“From all I have read, and there are experts who agree with me, the only way to have made peace beforehand was to return all captured territories and solve the Palestinian refugee problem before any negotiations could even take place,” Klagsbrun tells The Jewish Week. “Golda was not a ‘greater Israel’ person looking to expand and take over all of the West Bank, etc. She was willing to give a great deal back, but only after negotiations. And she wanted to keep some parts of the territories, but only to create more secure borders. At the time, many other Israeli leaders felt the same way. So I disagree with criticisms that she could have made peace beforehand, given Sadat’s conditions.”

As for striking first, Klagsbrun continues, “Kissinger had warned many times that if Israel struck Egypt or Syria preemptively, [Israel] would get no aid from America when they needed it. Golda knew they would need aid, so she did not take the chance. Also, Egypt and Syria had anti-missile shields, so they could have destroyed Israeli planes striking early — they were on guard this time, unlike the way they had been in the 1967 war.”

“I hope that my book will sway minds,” she says, referring to those who continue to blame Golda. These days, Golda is more highly regarded outside of Israel than in her homeland.

With candor, Klagsbrun reports on Golda’s marriage to Morris Meyerson, and their profound ties but fraying connections once they moved together to Palestine. She had access to letters from his family that hadn’t been previously seen. Other biographers have also written of Golda’s romantic involvements with other men, including David Remez and Zalman Shazar — which Golda never spoke of publicly.

In our interview, Klagsbrun recounts interviewing Golda’s son and daughter, Menahem and Sarah (both are now deceased), in coffee shops in Tel Aviv and later on, when she gained their trust, in the modest house Golda lived in when she wasn’t living in an official residence. In her last years she shared the house with Menahem, and then Sarah and Menahem shared the house, and now grandchildren live there. Klagsbrun says there are boxes of intimate, private letters in Yiddish in the basement of the house — Menahem said he would burn them before he died. But he died a few years ago without burning them, and as far as Klasbrun knows, they remain in the basement.

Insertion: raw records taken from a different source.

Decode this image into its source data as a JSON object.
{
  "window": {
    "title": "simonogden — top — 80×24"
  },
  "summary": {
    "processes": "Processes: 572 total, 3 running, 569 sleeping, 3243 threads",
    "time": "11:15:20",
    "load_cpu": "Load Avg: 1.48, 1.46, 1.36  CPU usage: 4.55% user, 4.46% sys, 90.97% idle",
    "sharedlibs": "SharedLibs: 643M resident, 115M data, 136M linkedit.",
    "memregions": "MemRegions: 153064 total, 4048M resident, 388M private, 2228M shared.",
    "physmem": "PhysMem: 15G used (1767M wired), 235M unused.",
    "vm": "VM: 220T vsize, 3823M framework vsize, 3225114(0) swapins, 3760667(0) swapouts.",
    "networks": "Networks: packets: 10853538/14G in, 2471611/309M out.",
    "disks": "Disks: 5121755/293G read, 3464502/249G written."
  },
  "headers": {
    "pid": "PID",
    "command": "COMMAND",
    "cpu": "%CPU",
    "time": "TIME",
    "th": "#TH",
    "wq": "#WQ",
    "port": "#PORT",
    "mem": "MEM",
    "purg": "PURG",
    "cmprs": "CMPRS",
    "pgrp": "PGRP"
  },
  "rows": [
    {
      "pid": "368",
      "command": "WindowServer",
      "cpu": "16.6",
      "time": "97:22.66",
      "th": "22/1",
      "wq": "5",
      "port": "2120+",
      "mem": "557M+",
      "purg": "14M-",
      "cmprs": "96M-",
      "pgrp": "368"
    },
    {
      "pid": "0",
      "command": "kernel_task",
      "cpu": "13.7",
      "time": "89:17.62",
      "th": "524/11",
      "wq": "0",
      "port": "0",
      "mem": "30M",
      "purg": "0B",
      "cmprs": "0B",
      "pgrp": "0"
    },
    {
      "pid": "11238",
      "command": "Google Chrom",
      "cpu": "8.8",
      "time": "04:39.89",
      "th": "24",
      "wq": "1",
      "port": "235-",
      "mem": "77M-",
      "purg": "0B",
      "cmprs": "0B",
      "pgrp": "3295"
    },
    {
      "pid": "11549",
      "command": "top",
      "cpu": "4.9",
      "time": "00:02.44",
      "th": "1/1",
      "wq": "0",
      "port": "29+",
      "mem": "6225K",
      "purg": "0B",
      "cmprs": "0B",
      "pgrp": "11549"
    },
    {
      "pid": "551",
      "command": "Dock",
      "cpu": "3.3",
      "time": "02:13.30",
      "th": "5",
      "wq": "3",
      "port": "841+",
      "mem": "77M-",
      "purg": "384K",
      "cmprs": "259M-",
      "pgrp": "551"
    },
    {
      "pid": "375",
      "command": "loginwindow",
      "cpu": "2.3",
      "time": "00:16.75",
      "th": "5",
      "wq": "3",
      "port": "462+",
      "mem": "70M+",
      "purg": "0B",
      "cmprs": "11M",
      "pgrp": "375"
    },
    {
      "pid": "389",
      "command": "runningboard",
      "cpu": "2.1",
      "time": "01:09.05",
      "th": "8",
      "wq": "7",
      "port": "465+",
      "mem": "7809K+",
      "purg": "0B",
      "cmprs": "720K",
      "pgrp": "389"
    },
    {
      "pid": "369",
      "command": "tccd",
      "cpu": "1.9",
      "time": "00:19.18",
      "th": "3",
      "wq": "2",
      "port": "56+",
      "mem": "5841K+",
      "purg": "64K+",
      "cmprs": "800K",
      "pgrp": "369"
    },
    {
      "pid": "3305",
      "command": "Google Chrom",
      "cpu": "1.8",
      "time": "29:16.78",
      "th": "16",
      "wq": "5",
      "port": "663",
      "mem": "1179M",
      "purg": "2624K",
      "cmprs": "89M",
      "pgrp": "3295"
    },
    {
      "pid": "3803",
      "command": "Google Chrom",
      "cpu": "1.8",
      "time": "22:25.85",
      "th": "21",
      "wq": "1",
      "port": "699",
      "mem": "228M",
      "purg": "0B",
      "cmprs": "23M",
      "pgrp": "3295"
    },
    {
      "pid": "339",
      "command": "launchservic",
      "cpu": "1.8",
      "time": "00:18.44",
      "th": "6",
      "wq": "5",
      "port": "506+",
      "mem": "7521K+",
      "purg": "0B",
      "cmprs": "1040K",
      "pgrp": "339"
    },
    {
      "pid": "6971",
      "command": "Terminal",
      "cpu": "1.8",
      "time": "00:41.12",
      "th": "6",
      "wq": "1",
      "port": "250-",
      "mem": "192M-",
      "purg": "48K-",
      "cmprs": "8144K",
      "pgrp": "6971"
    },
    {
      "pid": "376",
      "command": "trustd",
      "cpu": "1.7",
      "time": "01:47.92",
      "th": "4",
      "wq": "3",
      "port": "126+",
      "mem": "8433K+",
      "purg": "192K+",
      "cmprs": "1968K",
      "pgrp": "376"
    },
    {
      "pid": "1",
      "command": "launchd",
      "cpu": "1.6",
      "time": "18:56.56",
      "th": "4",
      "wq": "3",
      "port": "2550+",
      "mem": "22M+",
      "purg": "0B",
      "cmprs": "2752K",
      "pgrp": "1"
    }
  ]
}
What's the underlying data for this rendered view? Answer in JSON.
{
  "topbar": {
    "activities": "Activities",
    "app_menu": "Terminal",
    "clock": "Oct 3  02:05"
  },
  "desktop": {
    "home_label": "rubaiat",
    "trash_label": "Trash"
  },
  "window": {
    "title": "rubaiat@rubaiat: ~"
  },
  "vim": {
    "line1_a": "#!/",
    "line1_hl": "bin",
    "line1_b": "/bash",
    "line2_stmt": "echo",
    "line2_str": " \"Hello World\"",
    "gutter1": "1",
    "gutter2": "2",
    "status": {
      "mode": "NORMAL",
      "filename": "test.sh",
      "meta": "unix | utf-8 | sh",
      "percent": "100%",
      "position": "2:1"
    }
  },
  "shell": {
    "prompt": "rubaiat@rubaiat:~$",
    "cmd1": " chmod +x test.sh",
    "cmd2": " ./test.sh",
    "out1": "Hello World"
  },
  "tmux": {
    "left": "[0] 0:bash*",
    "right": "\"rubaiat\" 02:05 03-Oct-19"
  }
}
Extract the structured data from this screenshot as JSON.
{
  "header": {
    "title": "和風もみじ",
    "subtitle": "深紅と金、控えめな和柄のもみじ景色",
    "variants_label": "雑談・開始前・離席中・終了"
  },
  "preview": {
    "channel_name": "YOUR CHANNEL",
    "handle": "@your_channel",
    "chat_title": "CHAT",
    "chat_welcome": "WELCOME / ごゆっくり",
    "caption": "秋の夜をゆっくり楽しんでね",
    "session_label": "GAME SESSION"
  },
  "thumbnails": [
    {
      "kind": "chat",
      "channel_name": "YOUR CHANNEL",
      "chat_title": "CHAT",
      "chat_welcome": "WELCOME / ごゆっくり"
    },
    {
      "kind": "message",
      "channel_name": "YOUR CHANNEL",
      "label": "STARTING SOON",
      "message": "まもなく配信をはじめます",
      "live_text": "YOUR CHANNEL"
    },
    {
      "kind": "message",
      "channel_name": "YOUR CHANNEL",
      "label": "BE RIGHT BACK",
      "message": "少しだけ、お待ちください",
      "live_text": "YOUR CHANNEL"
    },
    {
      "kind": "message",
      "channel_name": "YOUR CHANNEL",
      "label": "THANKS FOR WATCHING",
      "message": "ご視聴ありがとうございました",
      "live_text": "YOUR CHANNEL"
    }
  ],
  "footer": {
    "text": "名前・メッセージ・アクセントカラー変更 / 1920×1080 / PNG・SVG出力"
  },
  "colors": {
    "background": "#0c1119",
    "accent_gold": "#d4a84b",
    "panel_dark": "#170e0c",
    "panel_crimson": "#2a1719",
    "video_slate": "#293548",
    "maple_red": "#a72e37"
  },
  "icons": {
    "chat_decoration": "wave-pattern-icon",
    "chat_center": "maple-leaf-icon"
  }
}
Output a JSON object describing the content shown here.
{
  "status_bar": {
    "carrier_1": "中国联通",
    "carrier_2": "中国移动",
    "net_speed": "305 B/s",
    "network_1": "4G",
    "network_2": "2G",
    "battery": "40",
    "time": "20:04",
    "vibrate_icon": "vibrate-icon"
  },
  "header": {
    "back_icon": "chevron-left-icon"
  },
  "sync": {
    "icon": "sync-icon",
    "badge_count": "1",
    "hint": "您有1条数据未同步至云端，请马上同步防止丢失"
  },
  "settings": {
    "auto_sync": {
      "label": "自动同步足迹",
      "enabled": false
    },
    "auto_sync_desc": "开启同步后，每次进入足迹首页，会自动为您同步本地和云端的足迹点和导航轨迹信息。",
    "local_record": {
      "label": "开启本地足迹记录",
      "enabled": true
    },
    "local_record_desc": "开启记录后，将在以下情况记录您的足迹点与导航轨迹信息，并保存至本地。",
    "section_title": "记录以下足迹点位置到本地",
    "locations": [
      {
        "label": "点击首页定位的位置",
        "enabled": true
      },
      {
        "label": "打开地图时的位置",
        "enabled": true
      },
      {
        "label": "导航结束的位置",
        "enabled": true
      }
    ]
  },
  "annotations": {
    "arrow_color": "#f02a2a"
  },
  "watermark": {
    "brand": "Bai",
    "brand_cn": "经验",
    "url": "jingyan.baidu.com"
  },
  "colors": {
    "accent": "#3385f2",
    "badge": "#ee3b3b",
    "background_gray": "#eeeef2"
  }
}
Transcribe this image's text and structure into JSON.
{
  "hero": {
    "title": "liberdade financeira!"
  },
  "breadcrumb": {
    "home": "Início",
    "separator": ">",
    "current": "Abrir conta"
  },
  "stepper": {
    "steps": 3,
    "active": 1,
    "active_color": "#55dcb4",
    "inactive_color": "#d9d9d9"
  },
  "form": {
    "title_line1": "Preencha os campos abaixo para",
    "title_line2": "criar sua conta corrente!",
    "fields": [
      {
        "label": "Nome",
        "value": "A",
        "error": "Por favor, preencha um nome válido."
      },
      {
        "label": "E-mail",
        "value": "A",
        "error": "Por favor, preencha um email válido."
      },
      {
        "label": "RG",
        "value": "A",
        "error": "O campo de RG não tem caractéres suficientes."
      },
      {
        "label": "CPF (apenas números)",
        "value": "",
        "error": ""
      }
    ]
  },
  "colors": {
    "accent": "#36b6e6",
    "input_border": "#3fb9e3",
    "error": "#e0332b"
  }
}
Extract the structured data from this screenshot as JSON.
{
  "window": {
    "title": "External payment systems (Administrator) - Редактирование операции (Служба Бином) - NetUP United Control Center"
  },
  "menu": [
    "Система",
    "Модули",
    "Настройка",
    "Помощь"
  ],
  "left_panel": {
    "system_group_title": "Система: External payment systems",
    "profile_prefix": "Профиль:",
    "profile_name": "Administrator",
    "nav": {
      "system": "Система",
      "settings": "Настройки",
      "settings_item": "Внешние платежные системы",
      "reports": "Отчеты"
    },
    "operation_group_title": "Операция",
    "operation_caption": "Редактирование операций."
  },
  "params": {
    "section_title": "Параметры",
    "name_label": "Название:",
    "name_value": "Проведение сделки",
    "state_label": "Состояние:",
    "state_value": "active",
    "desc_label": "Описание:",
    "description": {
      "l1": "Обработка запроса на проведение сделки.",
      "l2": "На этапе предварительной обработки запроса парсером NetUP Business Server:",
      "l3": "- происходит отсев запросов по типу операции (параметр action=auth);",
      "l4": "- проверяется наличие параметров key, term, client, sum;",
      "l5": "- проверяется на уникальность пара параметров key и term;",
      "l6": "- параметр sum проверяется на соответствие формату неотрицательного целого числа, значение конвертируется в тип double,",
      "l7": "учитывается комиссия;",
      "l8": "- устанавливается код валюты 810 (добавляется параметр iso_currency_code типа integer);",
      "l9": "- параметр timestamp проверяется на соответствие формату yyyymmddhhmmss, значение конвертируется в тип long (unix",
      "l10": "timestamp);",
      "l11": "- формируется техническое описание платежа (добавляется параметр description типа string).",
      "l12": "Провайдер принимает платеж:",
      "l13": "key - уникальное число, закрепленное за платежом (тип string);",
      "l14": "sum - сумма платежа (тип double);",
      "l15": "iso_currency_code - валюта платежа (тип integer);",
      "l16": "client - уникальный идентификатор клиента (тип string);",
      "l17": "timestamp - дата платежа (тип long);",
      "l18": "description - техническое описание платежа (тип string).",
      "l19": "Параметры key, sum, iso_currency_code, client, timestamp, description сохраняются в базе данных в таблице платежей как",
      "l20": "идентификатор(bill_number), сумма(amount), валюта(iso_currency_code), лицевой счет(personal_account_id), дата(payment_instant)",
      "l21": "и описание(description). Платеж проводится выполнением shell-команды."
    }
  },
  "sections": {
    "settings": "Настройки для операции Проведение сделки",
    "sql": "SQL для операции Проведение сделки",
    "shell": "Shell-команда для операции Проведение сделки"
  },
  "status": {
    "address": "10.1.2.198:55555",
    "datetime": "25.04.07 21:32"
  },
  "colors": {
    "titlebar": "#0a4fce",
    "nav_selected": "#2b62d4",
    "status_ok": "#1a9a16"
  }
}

A few years ago, when Menahem, who resembled his mother, was visiting New York, Klagsbrun took him to lunch. At the end of the pleasant meal, she asked again about whether she might see the letters, and he gave her a cold and deep stare. She says she was certain she saw Golda’s scowl in his face.

Klagsbrun, who grew up in Borough Park, Brooklyn, recalls listening to the radio with her parents when the State of Israel was declared, and then dancing in school. She never met Golda, but was aware of her, although she doesn’t recall that she thought she was so unusual — Israel was considered a different kind of country, with women serving in the army. When Klagsbrun first traveled to Israel in the 1950s, Golda was foreign minister.

Working on this project for about eight years, Klagsbrun admits that she did begin to inhabit Golda, to think like her and quote her. “I couldn’t totally identify with her — she was a lot tougher than I. But I came to respect her thinking more than I ever had before. I know, for example, that she would not have agreed with Netanyahu on many things,”

“Golda didn’t love the Arabs (almost nobody used the term Palestinian then), but I am sure she would not have approved the degree of settlements and expansion that exists now. She wanted to make peace with the Arab countries, such as Jordan, Egypt, Syria, Lebanon, etc. and would have been willing to give up land for peace if negotiations could have taken place. At that time, dealing with the Arab countries rather than the Palestinians was considered the way to peace.” 

Francine Klagsbrun is speaking about “Lioness” on Thursday, Oct. 19 at The Jewish Museum, 1109 Fifth Ave., at 6:30 p.m., and on Thursday, Oct. 26 at JTS, 3080 Broadway, at 7:30 p.m.